How Much Will an Energy Efficient Boiler Save You?
If you have an older boiler, the energy savings could be considerable.
Heating makes up 60% of your energy use every year so you can save a great deal. The big advantage is that modern boilers are all condensing boilers which have a larger heat exchanger, so it recovers more heat. All boilers lose efficiency over time, but these maintain performance for much longer.
That said so, you should be wary about what you read. Many articles suggest you can make enormous savings with a newer boiler, but this assumes you’re swapping out the least efficient older boiler with the most efficient new boiler.
You could consider fuel type. If you’re connected to the main supply, gas heating is normally the most cost-efficient choice. However, the recent fall of the oil price means oil heating might now be less expensive, but this may not be the case for long.
It also depends on the size of your family. A large family will use much more hot water and could benefit from a conventional boiler where a smaller household can save money and space with a combi boiler.
How Is Boiler Efficiency Calculated?
Modern boilers are given an efficiency rating of ‘A’ (for those rated at 90%) down to ‘G’ for those rated at less than 70%.
However, these ratings are measured in controlled conditions and other parameters can reduce true operating efficiency. It is likely your boiler will operate slightly below its efficiency rating most of the time.

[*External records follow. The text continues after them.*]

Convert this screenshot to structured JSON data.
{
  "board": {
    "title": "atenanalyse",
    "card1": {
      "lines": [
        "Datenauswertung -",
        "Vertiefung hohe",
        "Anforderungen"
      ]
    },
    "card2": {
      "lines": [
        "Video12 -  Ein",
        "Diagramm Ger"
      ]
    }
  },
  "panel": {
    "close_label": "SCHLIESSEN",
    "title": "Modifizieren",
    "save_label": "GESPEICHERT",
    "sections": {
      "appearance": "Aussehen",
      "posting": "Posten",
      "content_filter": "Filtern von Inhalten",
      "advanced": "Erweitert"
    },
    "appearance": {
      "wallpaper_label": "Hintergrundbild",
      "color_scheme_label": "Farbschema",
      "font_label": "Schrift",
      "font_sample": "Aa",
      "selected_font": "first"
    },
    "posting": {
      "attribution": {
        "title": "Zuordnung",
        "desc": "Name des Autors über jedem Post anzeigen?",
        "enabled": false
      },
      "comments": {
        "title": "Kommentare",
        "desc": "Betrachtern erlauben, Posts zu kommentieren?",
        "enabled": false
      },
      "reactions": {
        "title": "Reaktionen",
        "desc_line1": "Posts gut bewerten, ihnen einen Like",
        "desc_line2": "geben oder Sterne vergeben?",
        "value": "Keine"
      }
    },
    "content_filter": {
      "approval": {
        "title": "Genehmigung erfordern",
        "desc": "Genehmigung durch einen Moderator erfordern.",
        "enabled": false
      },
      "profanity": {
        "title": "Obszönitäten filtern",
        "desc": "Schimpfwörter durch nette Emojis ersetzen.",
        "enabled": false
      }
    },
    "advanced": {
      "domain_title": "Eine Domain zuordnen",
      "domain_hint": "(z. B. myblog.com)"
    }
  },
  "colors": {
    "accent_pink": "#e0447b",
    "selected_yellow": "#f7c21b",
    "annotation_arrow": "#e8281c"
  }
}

Efficiency comprises of two figures: Combustion efficiency and thermal efficiency. Combustion efficiency measures how well the boiler burns fuel and converts it into energy. For example, how much unburned fuel will be in the exhaust. Thermal efficiency shows how well the heat exchanger is doing its job from taking energy from the fire side into the water side.
We measure this in two ways:
- Direct efficiency measures energy input versus energy output. We divide energy input by output and multiply that figure by 100.
- Indirect efficiency measures various losses throughout the system and subtracts that sum from 100. The efficiency rating also calculates an overall figure based on different energy losses throughout the system.
Both methods have advantages disadvantages. Indirect efficiency speaks to the sources of energy loss. However, direct efficiency is closer to reality.